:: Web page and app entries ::
******

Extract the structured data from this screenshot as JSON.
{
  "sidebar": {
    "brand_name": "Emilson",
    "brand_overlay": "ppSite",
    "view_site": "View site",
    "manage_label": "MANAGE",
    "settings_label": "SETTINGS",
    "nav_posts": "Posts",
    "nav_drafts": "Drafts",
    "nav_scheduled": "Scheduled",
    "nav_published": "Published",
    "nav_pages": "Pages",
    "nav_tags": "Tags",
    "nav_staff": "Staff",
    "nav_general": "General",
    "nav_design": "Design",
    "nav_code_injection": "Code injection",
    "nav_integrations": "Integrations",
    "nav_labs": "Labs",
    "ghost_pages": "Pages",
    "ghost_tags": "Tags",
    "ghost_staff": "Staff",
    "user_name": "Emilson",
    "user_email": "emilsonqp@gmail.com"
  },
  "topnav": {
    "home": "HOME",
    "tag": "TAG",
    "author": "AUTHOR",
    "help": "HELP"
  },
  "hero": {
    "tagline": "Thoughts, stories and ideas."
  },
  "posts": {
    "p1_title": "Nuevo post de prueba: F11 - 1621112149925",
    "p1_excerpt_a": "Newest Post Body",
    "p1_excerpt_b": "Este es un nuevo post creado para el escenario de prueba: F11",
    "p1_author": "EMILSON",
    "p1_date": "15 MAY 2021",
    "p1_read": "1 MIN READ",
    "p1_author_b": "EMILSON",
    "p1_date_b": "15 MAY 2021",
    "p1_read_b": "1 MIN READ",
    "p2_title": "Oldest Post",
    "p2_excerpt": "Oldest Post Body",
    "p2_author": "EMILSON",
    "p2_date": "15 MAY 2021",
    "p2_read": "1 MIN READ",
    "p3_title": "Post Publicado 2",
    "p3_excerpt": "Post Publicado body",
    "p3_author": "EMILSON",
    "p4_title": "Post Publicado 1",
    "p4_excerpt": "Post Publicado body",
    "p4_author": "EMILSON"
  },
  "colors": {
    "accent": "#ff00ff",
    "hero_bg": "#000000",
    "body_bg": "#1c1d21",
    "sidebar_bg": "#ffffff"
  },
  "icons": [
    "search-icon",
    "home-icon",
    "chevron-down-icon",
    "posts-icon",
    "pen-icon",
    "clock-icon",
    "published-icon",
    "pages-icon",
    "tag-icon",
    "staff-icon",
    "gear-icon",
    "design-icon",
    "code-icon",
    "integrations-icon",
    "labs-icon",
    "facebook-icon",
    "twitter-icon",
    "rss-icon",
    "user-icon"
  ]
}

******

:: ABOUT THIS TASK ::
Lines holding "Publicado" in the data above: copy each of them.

:: FINISHED EXERCISE ::
    "p3_title": "Post Publicado 2",
    "p3_excerpt": "Post Publicado body",
    "p4_title": "Post Publicado 1",
    "p4_excerpt": "Post Publicado body",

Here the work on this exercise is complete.